[PROVIDED INFORMATION]

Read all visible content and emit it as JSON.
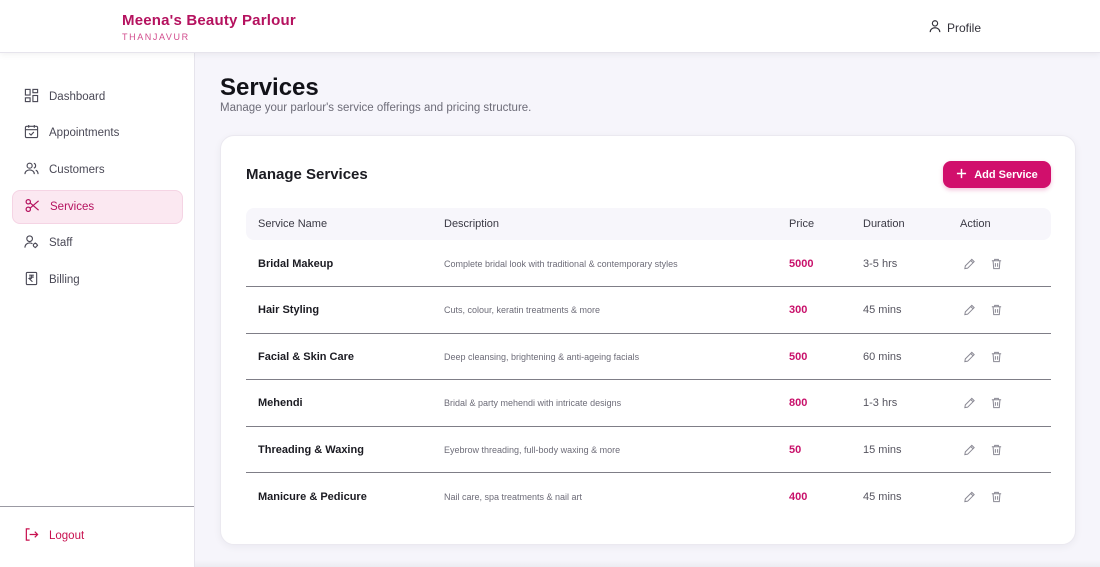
{
  "header": {
    "brand_name": "Meena's Beauty Parlour",
    "brand_city": "THANJAVUR",
    "profile_label": "Profile"
  },
  "sidebar": {
    "items": [
      {
        "label": "Dashboard",
        "icon": "dashboard-grid-icon"
      },
      {
        "label": "Appointments",
        "icon": "calendar-icon"
      },
      {
        "label": "Customers",
        "icon": "users-icon"
      },
      {
        "label": "Services",
        "icon": "scissors-icon",
        "active": true
      },
      {
        "label": "Staff",
        "icon": "staff-icon"
      },
      {
        "label": "Billing",
        "icon": "receipt-icon"
      }
    ],
    "logout_label": "Logout"
  },
  "page": {
    "title": "Services",
    "subtitle": "Manage your parlour's service offerings and pricing structure."
  },
  "card": {
    "title": "Manage Services",
    "add_button_label": "Add Service",
    "columns": [
      "Service Name",
      "Description",
      "Price",
      "Duration",
      "Action"
    ],
    "rows": [
      {
        "name": "Bridal Makeup",
        "description": "Complete bridal look with traditional & contemporary styles",
        "price": "5000",
        "duration": "3-5 hrs"
      },
      {
        "name": "Hair Styling",
        "description": "Cuts, colour, keratin treatments & more",
        "price": "300",
        "duration": "45 mins"
      },
      {
        "name": "Facial & Skin Care",
        "description": "Deep cleansing, brightening & anti-ageing facials",
        "price": "500",
        "duration": "60 mins"
      },
      {
        "name": "Mehendi",
        "description": "Bridal & party mehendi with intricate designs",
        "price": "800",
        "duration": "1-3 hrs"
      },
      {
        "name": "Threading & Waxing",
        "description": "Eyebrow threading, full-body waxing & more",
        "price": "50",
        "duration": "15 mins"
      },
      {
        "name": "Manicure & Pedicure",
        "description": "Nail care, spa treatments & nail art",
        "price": "400",
        "duration": "45 mins"
      }
    ]
  },
  "colors": {
    "brand": "#b5125f",
    "accent": "#d10f6c",
    "active_bg": "#fbe8f1",
    "logout": "#c8104f"
  }
}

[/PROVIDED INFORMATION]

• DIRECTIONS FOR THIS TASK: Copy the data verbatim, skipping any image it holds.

• FINISHED EXERCISE:
Read all visible content and emit it as JSON.
{
  "header": {
    "brand_name": "Meena's Beauty Parlour",
    "brand_city": "THANJAVUR",
    "profile_label": "Profile"
  },
  "sidebar": {
    "items": [
      {
        "label": "Dashboard",
        "icon": "dashboard-grid-icon"
      },
      {
        "label": "Appointments",
        "icon": "calendar-icon"
      },
      {
        "label": "Customers",
        "icon": "users-icon"
      },
      {
        "label": "Services",
        "icon": "scissors-icon",
        "active": true
      },
      {
        "label": "Staff",
        "icon": "staff-icon"
      },
      {
        "label": "Billing",
        "icon": "receipt-icon"
      }
    ],
    "logout_label": "Logout"
  },
  "page": {
    "title": "Services",
    "subtitle": "Manage your parlour's service offerings and pricing structure."
  },
  "card": {
    "title": "Manage Services",
    "add_button_label": "Add Service",
    "columns": [
      "Service Name",
      "Description",
      "Price",
      "Duration",
      "Action"
    ],
    "rows": [
      {
        "name": "Bridal Makeup",
        "description": "Complete bridal look with traditional & contemporary styles",
        "price": "5000",
        "duration": "3-5 hrs"
      },
      {
        "name": "Hair Styling",
        "description": "Cuts, colour, keratin treatments & more",
        "price": "300",
        "duration": "45 mins"
      },
      {
        "name": "Facial & Skin Care",
        "description": "Deep cleansing, brightening & anti-ageing facials",
        "price": "500",
        "duration": "60 mins"
      },
      {
        "name": "Mehendi",
        "description": "Bridal & party mehendi with intricate designs",
        "price": "800",
        "duration": "1-3 hrs"
      },
      {
        "name": "Threading & Waxing",
        "description": "Eyebrow threading, full-body waxing & more",
        "price": "50",
        "duration": "15 mins"
      },
      {
        "name": "Manicure & Pedicure",
        "description": "Nail care, spa treatments & nail art",
        "price": "400",
        "duration": "45 mins"
      }
    ]
  },
  "colors": {
    "brand": "#b5125f",
    "accent": "#d10f6c",
    "active_bg": "#fbe8f1",
    "logout": "#c8104f"
  }
}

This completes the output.